This paper explores the present and future magnitude of global waste of electrical and electronic equipment flows, and investigates desirable changes in these flows from a sustainable development point of view. Quantitative estimates of present and future e-waste flows between global regions, generating, and processing waste are presented and their driving forces are analyzed. Global e-waste production by households exceeded an annual amount of 20 million tons in 2005. Domestic e-waste generation in China has already climbed dramatically, now equalling the amount generated in Japan. China is second in the world after the USA in landfilling and incineration of ewaste residues. Absolute volumes of recycled e-waste are largest in the EU, followed by Japan. After a period characterized by national disposal practices, a period of global low-level recovery practices has emerged. The paper analyzes exogenous factors, including legislating promoting extended producer responsibility, which are favoring as a next step regionalizing of (reverse) supply chains. Examples on a business level are discussed and critical success factors for applying regional high-level recovery are identified. The analysis shows that in the coming decades, two options will compete on a global scale: (1) a further expansion of the present low-level recovery system of ewaste recycling, and (2) a regional approach with higher level recovery applications. The authors argue that putting businesses, more specifically, the original equipment manufacturers, instead of legislators in the driver seat, will strengthen the opportunities for high-level recovery.

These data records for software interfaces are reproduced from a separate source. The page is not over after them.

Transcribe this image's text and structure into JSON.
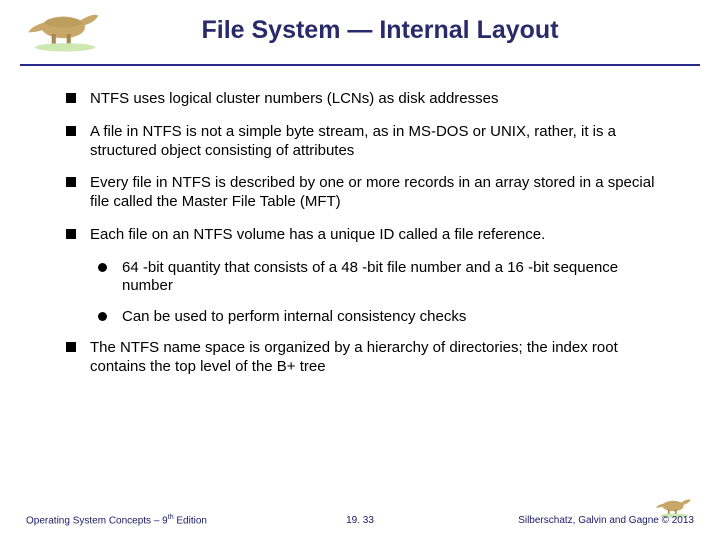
{
  "title": "File System — Internal Layout",
  "bullets": {
    "b0": "NTFS uses logical cluster numbers (LCNs) as disk addresses",
    "b1": "A file in NTFS is not a simple byte stream, as in MS-DOS or UNIX, rather, it is a structured object consisting of attributes",
    "b2": "Every file in NTFS is described by one or more records in an array stored in a special file called the Master File Table (MFT)",
    "b3": "Each file on an NTFS volume has a unique ID called a file reference.",
    "b3s0": "64 -bit quantity that consists of a 48 -bit file number and a 16 -bit sequence number",
    "b3s1": "Can be used to perform internal consistency checks",
    "b4": "The NTFS name space is organized by a hierarchy of directories; the index root contains the top level of the B+ tree"
  },
  "footer": {
    "left_pre": "Operating System Concepts – 9",
    "left_sup": "th",
    "left_post": " Edition",
    "center": "19. 33",
    "right": "Silberschatz, Galvin and Gagne © 2013"
  }
}
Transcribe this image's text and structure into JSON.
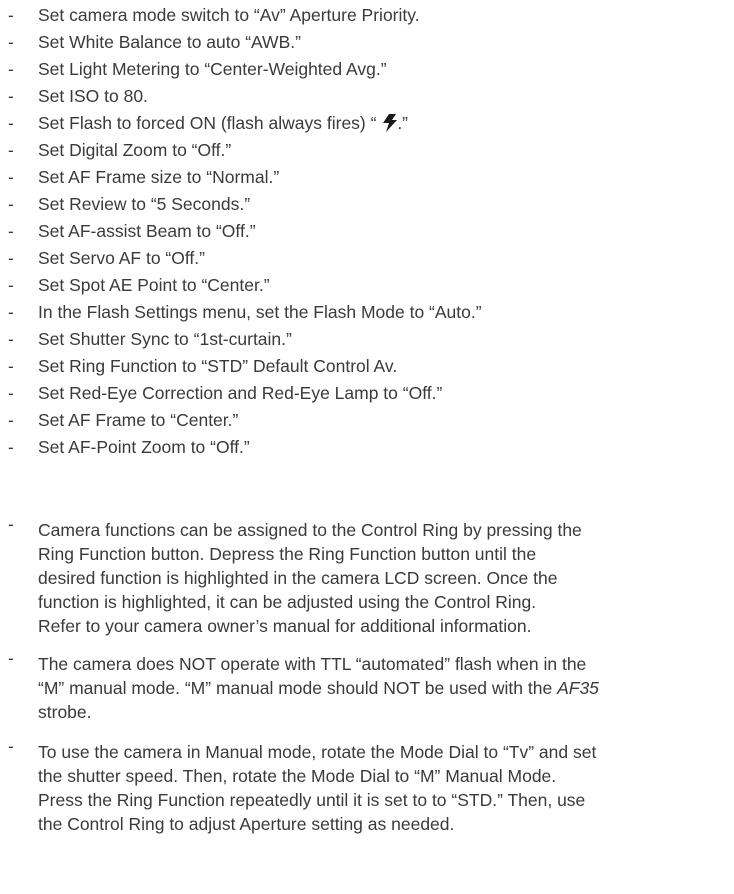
{
  "settings": [
    {
      "dash": "-",
      "text": "Set camera mode switch to  “Av” Aperture Priority."
    },
    {
      "dash": "-",
      "text": "Set White Balance to auto “AWB.”"
    },
    {
      "dash": "-",
      "text": "Set Light Metering to “Center-Weighted Avg.”"
    },
    {
      "dash": "-",
      "text": "Set ISO to 80."
    },
    {
      "dash": "-",
      "text_before": "Set Flash to forced ON (flash always fires) “ ",
      "icon": "flash-bolt-icon",
      "text_after": ".”"
    },
    {
      "dash": "-",
      "text": "Set Digital Zoom to “Off.”"
    },
    {
      "dash": "-",
      "text": "Set AF Frame size to “Normal.”"
    },
    {
      "dash": "-",
      "text": "Set Review to “5 Seconds.”"
    },
    {
      "dash": "-",
      "text": "Set AF-assist Beam to “Off.”"
    },
    {
      "dash": "-",
      "text": "Set Servo AF to “Off.”"
    },
    {
      "dash": "-",
      "text": "Set Spot AE Point to “Center.”"
    },
    {
      "dash": "-",
      "text": "In the Flash Settings menu, set the Flash Mode to “Auto.”"
    },
    {
      "dash": "-",
      "text": "Set Shutter Sync to “1st-curtain.”"
    },
    {
      "dash": "-",
      "text": "Set Ring Function to “STD” Default Control Av."
    },
    {
      "dash": "-",
      "text": "Set Red-Eye Correction and Red-Eye Lamp to “Off.”"
    },
    {
      "dash": "-",
      "text": "Set AF Frame to “Center.”"
    },
    {
      "dash": "-",
      "text": "Set AF-Point Zoom to “Off.”"
    }
  ],
  "notes": [
    {
      "dash": "-",
      "lines": [
        "Camera functions can be assigned to the Control Ring by pressing the",
        "Ring Function button. Depress the Ring Function button until the",
        "desired function is highlighted in the camera LCD screen. Once the",
        "function is highlighted, it can be adjusted using the Control Ring.",
        "Refer to your camera owner’s manual for additional information."
      ]
    },
    {
      "dash": "-",
      "line1": "The camera does NOT operate with TTL “automated” flash when in the",
      "line2_before": "“M” manual mode. “M” manual mode should NOT be used with the ",
      "line2_model": "AF35",
      "line3": "strobe."
    },
    {
      "dash": "-",
      "lines": [
        "To use the camera in Manual mode, rotate the Mode Dial to “Tv” and set",
        "the shutter speed. Then, rotate the Mode Dial to “M” Manual Mode.",
        "Press the Ring Function repeatedly until it is set to to “STD.” Then, use",
        "the Control Ring to adjust Aperture setting as needed."
      ]
    }
  ],
  "colors": {
    "text": "#3a3a3a",
    "icon": "#1a1a1a"
  }
}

|Title of host publication||The Connected Customer|
|Subtitle of host publication||The Changing Nature of Consumers and Business Markets|
|Editors||S.H.K. Wuyts, M.G. Dekimpe, E. Gijsbrechts, R. Pieters|
|Place of Publication||New York|
|Number of pages||353|
|Publication status||Published - 2010|